▶ **WHAT IS BEING ASKED**
Below are records. Copy every line with "describing" in it.

Recorded data

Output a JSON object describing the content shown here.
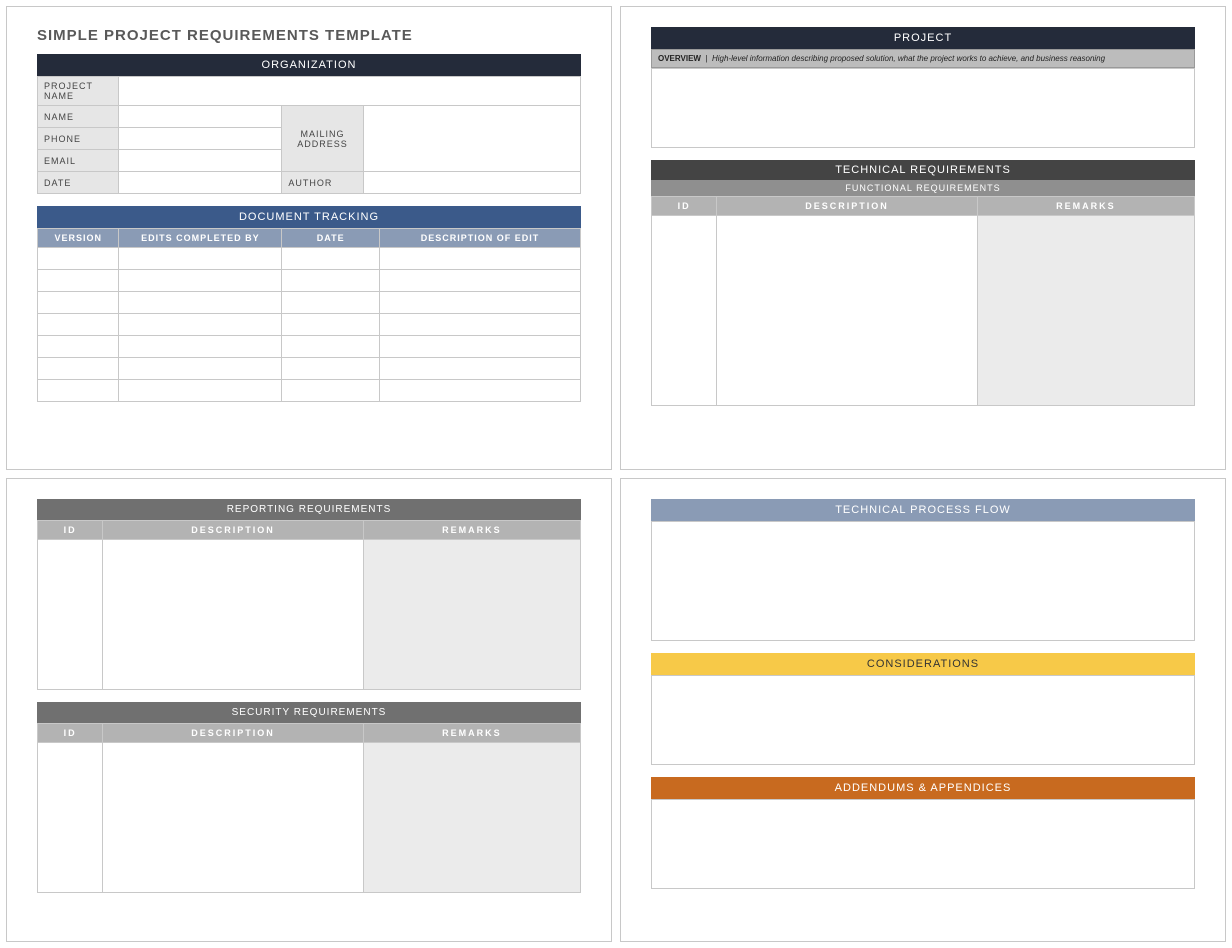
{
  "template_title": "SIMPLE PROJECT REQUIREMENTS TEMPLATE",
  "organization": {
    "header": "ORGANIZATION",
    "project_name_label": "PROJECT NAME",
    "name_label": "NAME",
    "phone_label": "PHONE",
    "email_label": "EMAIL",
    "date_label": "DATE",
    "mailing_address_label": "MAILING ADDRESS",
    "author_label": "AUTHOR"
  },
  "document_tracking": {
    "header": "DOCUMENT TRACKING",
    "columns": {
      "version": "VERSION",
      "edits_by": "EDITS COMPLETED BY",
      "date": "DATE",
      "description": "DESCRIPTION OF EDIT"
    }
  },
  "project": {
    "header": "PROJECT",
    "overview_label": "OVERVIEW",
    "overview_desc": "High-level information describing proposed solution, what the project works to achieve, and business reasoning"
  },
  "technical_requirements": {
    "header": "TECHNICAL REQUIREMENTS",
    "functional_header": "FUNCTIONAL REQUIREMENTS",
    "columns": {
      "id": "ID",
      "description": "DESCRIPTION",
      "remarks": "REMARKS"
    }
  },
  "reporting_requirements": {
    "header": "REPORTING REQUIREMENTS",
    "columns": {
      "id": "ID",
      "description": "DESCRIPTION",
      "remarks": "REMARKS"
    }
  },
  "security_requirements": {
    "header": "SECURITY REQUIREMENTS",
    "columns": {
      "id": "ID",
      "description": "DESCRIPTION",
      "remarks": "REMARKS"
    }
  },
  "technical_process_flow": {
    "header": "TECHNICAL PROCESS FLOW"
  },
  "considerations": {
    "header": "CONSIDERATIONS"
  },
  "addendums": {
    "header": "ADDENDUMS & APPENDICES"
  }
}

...

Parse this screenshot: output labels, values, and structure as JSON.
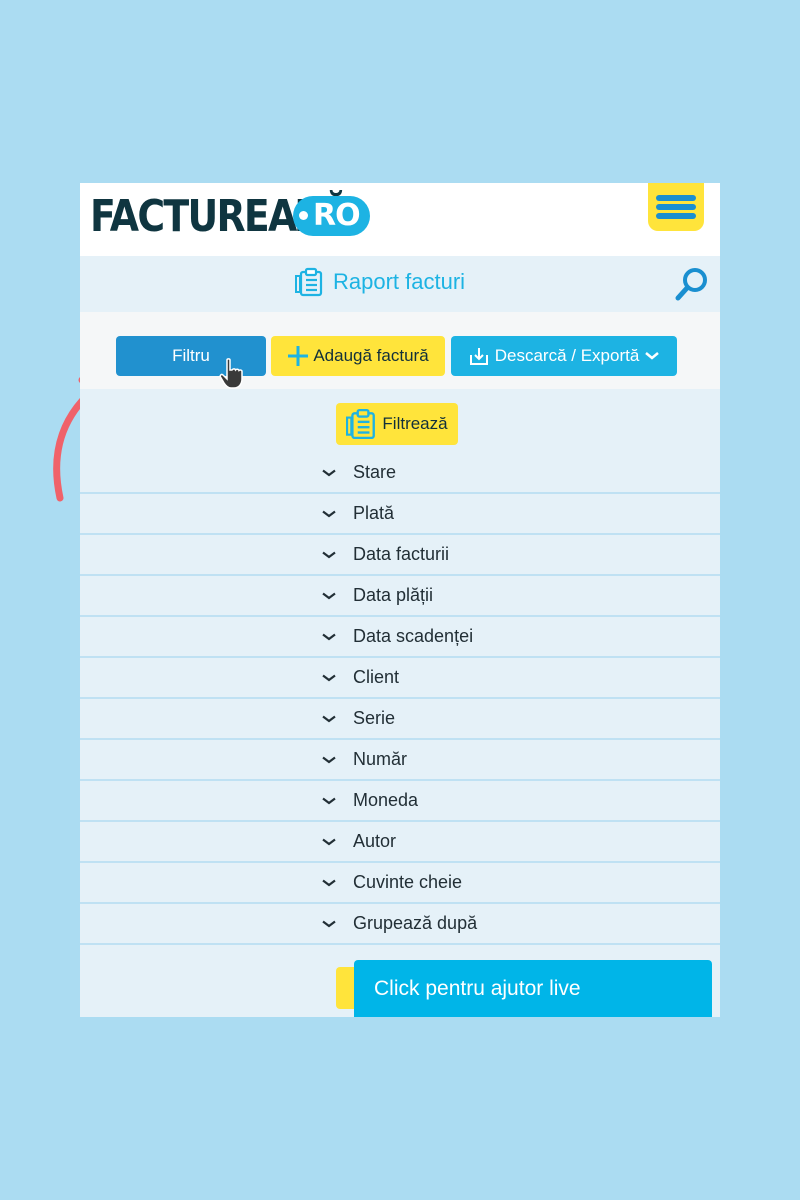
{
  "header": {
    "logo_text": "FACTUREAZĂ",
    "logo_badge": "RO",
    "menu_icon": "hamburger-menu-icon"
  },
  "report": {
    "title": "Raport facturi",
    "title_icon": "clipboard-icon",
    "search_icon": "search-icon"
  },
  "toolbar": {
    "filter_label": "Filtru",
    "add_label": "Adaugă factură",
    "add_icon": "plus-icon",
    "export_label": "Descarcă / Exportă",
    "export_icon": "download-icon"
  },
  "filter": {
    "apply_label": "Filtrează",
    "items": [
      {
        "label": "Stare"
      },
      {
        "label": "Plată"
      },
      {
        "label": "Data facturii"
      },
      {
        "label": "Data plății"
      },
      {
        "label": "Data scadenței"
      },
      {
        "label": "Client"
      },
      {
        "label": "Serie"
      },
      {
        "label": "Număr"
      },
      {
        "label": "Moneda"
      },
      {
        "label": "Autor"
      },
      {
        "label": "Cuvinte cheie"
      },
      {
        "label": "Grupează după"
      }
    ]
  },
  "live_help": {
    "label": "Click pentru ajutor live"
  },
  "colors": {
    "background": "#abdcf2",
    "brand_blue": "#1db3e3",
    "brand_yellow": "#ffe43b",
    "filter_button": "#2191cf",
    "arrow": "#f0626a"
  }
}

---

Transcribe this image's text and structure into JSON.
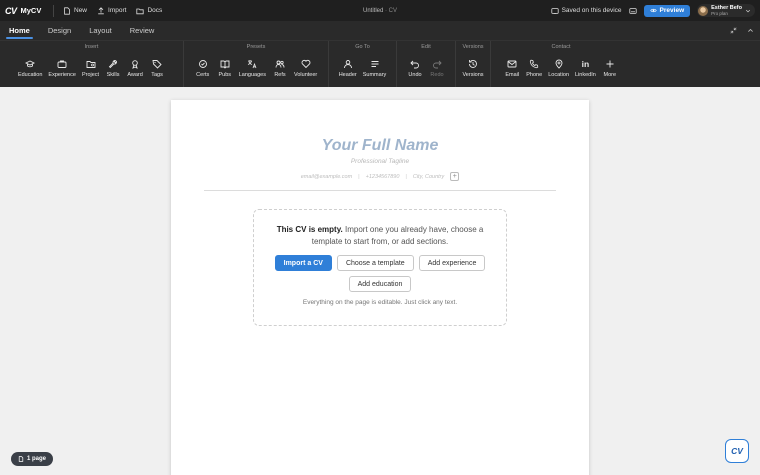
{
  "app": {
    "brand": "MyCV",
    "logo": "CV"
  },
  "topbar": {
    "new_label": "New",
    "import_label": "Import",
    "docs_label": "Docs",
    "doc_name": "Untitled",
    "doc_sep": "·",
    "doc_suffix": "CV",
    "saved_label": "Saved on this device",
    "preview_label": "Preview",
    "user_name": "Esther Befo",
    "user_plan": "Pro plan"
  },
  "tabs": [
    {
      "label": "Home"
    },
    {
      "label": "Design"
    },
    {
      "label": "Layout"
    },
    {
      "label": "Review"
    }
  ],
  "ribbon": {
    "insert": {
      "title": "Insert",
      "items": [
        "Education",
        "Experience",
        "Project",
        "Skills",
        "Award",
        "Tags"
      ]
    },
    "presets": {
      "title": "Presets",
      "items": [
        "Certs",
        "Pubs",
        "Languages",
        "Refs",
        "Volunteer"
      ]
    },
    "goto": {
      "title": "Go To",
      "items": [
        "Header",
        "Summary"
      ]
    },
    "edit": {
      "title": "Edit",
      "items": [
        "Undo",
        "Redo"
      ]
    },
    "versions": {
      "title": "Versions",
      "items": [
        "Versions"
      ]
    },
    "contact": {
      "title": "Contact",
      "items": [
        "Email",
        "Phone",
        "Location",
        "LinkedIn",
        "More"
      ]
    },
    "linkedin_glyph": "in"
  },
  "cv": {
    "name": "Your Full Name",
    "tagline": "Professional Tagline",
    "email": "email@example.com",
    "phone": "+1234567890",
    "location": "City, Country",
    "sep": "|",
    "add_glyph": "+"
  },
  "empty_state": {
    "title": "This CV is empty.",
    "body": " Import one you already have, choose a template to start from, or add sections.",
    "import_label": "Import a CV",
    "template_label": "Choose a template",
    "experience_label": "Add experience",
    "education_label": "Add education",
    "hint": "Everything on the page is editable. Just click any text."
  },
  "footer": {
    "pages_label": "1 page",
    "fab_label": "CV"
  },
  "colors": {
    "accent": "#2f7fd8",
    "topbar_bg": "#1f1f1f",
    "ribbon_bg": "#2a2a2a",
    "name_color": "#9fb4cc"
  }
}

▶ **PROBLEM SOLUTION**
Output a JSON object describing the content shown here.
    "overview_desc": "High-level information describing proposed solution, what the project works to achieve, and business reasoning"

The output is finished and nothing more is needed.